Wednesday, November 13, 2013
Book Review: The Iron Wyrm Affair
The Iron Wyrm Affair by Lilith Saintcrow
On the surface, this steampunk novel is difficult to distinguish from the throng of recent books seeking to capitalize on the popularity of steampunk as a subgenre. A male/female investigation team seeks to stop a conspiracy that's looking to bring down the Crown and the British Empire using their special gifts. I've lost count of the number of books I've read at this point with that same basic plot.
But actually, this novel does set itself apart by its inclusion of fantasy elements. In fact, this steampunk world is defined less by its technology and more by its sorcery. Magic and sorcery dominate most of the plot and the way sorcery works in this world is particularly well thought-out and original.
The characters are also strong. Emma Bannon is a Prime Sorceress, one of the strongest in the land, a confidant of the Queen herself. She's bold and fearless, loyal to her duty but dismissive of convention. I quite like having a female lead who kicks a huge amount of ass but moans over the damage done to her outfits. Archibald Clare is a mentath, a super-intelligent individual gifted at deductions and easily distracted by minutiae. In short, he is Sherlock Holmes, with a bit less style and a bit more dorkiness. (At first I was a bit cynical about his character. He takes drugs! He plays violin! He makes deductions! He's Totally Not Sherlock Holmes! But he did individuate himself more as the book went on.)
So if the strengths of the book are its characters and it's unique combination of sorcery and steampunk, it has its weaknesses as well. The book throws you into the world with absolutely no explanations of the world, the rules, or even really what is going on. It throws quite a lot of invented language at you and demands you keep up. This can be a tricky thing to really pull off well in a fantasy novel and I'm not entirely convinced this one is successful. I spent a large part of the novel confused or feeling at sea, constantly trying to grasp at new bits of world-building. So I think there's a real danger of a reader being very confused by this world and this story. More than not explaining the world, there is quite a lot of character backstory that is never fully elaborated on, but merely hinted at throughout. It really would have been something of a relief to have a big explanation at some point, but its not there.

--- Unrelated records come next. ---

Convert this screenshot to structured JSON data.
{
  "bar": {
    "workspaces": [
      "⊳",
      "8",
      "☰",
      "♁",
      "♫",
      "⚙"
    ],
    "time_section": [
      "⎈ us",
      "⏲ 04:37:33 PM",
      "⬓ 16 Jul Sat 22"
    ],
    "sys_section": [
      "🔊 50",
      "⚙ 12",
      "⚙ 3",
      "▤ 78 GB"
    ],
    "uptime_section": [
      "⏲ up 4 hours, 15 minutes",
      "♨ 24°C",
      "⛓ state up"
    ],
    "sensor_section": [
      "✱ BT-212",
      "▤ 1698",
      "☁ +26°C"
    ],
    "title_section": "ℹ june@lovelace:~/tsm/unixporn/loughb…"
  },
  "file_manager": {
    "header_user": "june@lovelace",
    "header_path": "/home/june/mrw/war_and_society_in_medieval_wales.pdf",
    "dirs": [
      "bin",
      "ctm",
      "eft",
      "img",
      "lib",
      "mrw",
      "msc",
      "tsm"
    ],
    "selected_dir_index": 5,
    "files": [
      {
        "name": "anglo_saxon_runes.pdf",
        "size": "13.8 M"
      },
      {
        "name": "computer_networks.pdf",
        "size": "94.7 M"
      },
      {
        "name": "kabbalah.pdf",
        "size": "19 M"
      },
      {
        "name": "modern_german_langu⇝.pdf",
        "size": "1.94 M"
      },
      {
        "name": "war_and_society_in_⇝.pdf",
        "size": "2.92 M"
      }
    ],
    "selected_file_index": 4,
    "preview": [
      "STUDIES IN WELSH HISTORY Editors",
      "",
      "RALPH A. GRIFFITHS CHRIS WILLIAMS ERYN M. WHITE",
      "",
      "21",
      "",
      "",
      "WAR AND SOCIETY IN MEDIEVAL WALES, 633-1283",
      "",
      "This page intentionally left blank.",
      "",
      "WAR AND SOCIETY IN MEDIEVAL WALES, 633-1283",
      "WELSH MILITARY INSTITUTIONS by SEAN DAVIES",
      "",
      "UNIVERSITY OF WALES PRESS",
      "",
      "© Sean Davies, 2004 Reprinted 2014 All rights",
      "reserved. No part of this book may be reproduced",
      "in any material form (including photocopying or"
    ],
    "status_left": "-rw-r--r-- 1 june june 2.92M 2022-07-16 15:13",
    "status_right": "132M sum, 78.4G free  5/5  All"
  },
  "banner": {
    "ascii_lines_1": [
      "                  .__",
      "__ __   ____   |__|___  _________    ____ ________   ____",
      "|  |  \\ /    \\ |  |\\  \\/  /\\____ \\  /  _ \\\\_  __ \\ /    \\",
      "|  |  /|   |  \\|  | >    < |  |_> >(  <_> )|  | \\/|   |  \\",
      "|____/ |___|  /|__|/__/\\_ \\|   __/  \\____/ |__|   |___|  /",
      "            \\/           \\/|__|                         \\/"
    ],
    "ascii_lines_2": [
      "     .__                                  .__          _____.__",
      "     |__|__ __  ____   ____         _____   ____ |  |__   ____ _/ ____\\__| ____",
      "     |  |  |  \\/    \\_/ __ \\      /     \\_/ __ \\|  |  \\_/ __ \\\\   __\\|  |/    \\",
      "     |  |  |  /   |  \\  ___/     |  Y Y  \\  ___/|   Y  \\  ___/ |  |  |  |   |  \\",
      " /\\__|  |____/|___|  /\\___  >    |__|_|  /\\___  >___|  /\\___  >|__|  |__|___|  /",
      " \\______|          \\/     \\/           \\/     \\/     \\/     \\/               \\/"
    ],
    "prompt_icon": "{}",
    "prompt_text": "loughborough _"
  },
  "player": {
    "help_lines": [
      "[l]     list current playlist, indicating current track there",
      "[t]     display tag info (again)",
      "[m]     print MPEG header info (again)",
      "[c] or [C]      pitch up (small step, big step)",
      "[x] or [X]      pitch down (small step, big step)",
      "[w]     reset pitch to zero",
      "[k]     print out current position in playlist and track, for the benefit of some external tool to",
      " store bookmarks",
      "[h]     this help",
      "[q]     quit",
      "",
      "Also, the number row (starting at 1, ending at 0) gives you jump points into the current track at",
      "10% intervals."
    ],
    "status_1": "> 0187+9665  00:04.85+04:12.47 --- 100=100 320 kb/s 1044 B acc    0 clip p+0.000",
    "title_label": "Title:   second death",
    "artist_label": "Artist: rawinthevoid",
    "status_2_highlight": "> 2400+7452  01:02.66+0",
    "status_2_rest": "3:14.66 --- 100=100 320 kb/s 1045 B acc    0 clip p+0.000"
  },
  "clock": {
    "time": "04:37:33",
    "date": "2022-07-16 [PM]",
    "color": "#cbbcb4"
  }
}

And then there's my least favorite part of the book: the names. The story is set in a Victorian London that is pretty indistinguishable from the historical London, except for all the sorcery. But to make sure that the reader knows this is an alternate world, the author has VERY SLIGHTLY changed all the place and people names. London is Londinium. Mayfair is Mayefair, the East End is the Eastron End, Whitechapel is Whitchapel. Queen Victoria is Victrix and Albert is Albrech. In my opinion this renaming is at best twee and precious and at worst comes off like the author really needs a spellchecker. It's distracting and pulls the reader right out of the story, which is probably the exact opposite effect from what it's supposed to accomplish. Seriously, writers, let's not do this, ok? We can leave names the same and still realize we're in an alternate setting. I've seen me do it.
In a slightly less important gripe, I had a problem with the fact that the male half of the team is constantly referred to as Clare, because I swear every time I read that I pictured a female and then had to readjust my mental image. Another writing tip: if you think it's cute to constantly refer to your male lead with a female name and your female lead with a male name, it's actually just confusing.

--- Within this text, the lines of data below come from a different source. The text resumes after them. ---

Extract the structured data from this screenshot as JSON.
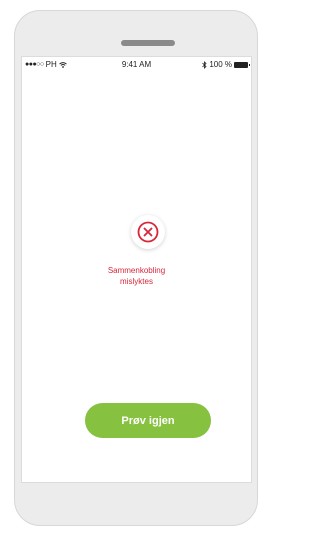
{
  "status_bar": {
    "carrier": "PH",
    "time": "9:41 AM",
    "battery": "100 %"
  },
  "error": {
    "icon": "close-icon",
    "message_line1": "Sammenkobling",
    "message_line2": "mislyktes",
    "color": "#d8263a"
  },
  "retry_button": {
    "label": "Prøv igjen",
    "color": "#86c23f"
  }
}
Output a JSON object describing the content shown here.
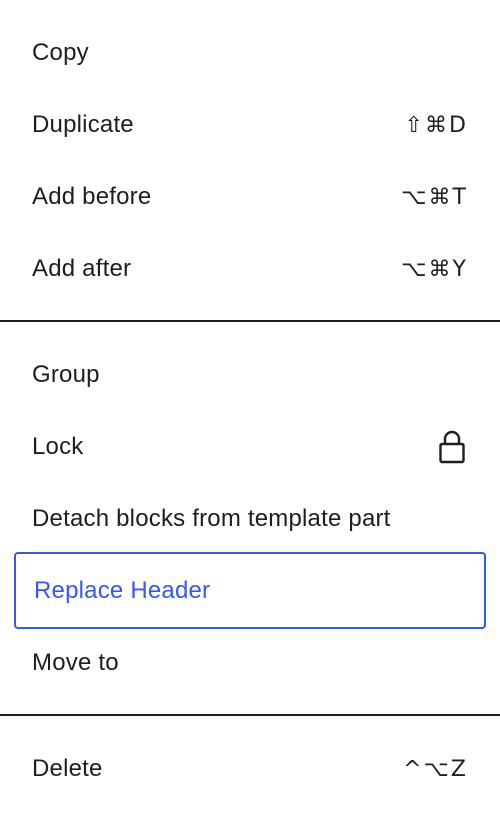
{
  "menu": {
    "group1": {
      "copy": {
        "label": "Copy"
      },
      "duplicate": {
        "label": "Duplicate",
        "shortcut": "⇧⌘D"
      },
      "add_before": {
        "label": "Add before",
        "shortcut": "⌥⌘T"
      },
      "add_after": {
        "label": "Add after",
        "shortcut": "⌥⌘Y"
      }
    },
    "group2": {
      "group": {
        "label": "Group"
      },
      "lock": {
        "label": "Lock",
        "icon": "lock-icon"
      },
      "detach": {
        "label": "Detach blocks from template part"
      },
      "replace": {
        "label": "Replace Header"
      },
      "move_to": {
        "label": "Move to"
      }
    },
    "group3": {
      "delete": {
        "label": "Delete",
        "shortcut": "^⌥Z"
      }
    }
  },
  "colors": {
    "text": "#1e1e1e",
    "accent": "#3858e9",
    "background": "#ffffff",
    "divider": "#1e1e1e"
  }
}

So what's the bottom line? I can't say that this is one of my favorite books ever, or favorite steampunk books. But it has a lot of good points and I suspect its flaws will improve as the series continues. If some of the writing issues even out, this could turn into a really fun series. I guess we'll see.